But he was already producing at a very high level, particularly rebounding, so knocking his lack of improvement isn't my intention. His 11.0 rebounds per game would have ranked 8th in the NBA last year had he played enough games to qualify for the league leaders.
That's actually a bit disappointing for Vucevic because, in the year prior, his 11.9 rebounds per game in 77 games did qualify him for the leaderboard. He ranked second behind only Dwight Howard (12.4 rebounds per game).
Still, Vucevic averaged a double-double, and that puts him in some pretty good company at the center position.
The 10-Plus Rebound Club
This season, 8 centers hauled in at least 10.0 rebounds per game, and Vucevic was one of them.
All but one of them, Andrew Bogut, also averaged double-digits in points.
But Vucevic fell short to those guys in nERD and nF efficiency, which is a bit concerning, though some of these guys are seasoned veterans. Here are those eight guys, sorted by nERD. I've included their salaries for comparison to Vucevic's new deal of roughly $13.5 million per season. (Salaries found on ESPN.com.)
So, Vucevic doesn't quite compare to those players in terms of overall impact, evidenced by his nERD and nF efficiency.
However, those other 7 players would add at least 4.8 wins over .500 as starters on an average team. And they would provide a 1.5-point boost or more to a team as a starter.
Basically, all of those guys are good additions to their teams (and, theoretically, any team on which they would play). While Vucevic isn't quite on par with them, he was in a pretty rare club considering only seven centers averaged a double-double last year. If he does, in fact, improve his numbers and join this company, then the Magic will have granted him a pretty fair deal.
What about the other five guys? Well, here is how they fared during their age-23 seasons.
In terms of nERD and nF efficiency, Vucevic didn't vault to the top of the list, but he did have a fairly solid season at this age compared to the double-digit rebounders from 2013-14 when they were 23.
In terms of raw production, Vucevic looks pretty impressive, but he does not yet possess the defensive potential to have the overall impact that these other, high-volume rebounders exhibit either at age 23 or in the 2013-14 season - Bogut's 23-year-old campaign excluded.
A Good Deal for Both Parties?
With consecutive seasons of at least 11.0 rebounds per game, Vucevic has shown that he very may well be one of the most prolific rebounders in the NBA for the foreseeable future. And seeing that not all of those guys were miles ahead of Vucevic at age 23 is very promising for the Montenegrin big man.

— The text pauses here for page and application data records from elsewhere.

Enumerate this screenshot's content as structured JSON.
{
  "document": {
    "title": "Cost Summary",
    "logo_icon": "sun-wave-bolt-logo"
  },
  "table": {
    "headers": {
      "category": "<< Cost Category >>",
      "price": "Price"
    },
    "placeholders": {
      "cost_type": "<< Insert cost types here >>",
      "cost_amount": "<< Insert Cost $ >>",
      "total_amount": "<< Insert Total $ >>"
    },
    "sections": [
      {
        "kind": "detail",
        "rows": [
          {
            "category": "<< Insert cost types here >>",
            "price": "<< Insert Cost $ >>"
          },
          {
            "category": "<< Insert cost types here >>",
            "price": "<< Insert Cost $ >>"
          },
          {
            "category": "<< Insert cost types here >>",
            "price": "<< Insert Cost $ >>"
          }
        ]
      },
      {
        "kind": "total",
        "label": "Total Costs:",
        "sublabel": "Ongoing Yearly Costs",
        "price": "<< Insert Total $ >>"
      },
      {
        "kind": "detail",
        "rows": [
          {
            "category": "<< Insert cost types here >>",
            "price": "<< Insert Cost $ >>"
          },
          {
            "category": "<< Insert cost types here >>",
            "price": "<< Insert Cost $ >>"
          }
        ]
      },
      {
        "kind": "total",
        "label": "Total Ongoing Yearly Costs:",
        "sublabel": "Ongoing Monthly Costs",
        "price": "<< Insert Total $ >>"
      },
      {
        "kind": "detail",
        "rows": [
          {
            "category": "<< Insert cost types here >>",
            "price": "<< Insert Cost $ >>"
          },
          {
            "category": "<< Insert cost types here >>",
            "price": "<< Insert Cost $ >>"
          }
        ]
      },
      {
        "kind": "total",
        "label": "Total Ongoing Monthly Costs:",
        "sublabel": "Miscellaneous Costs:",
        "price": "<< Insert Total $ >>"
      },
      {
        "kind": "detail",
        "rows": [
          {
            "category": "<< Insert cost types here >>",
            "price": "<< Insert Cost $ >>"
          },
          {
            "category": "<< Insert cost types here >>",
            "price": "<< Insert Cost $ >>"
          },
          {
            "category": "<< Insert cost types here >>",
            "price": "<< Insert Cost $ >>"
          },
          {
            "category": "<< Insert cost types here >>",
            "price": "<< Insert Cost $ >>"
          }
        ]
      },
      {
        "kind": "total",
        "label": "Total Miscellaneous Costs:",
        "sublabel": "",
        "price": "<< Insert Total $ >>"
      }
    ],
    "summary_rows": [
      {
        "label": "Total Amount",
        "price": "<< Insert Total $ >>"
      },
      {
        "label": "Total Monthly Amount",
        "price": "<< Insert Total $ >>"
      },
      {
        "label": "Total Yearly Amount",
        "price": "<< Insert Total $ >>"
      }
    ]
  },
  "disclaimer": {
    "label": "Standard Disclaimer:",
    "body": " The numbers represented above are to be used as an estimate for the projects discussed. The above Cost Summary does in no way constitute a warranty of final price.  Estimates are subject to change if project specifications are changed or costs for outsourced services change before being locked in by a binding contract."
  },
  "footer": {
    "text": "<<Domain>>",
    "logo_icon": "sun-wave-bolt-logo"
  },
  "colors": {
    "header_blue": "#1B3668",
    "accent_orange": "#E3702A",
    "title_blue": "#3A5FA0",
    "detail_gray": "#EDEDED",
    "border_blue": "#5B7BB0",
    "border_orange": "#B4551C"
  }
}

At roughly $13.5 million for 4 years, the Magic have locked up a fantastic rebounder who can also put points on the board. Whether he improves or not remains to be seen, but this much is true.
On contract through age 27, Vucevic has time to develop into a more complete player whether that comes from an increased focus on defensive prowess or a heavier points-per-game average. Providing some of the best center numbers in the league already at under $2 million has allowed the Magic to reward Vucevic with a fair-yet-optimistic outlook for their new centerpiece.
Not every contract in the NBA makes sense, but this one seems to be ideal for both Vucevic and the Magic, who could be one of the most exciting franchises in the league by the time Vucevic's contract needs renewed.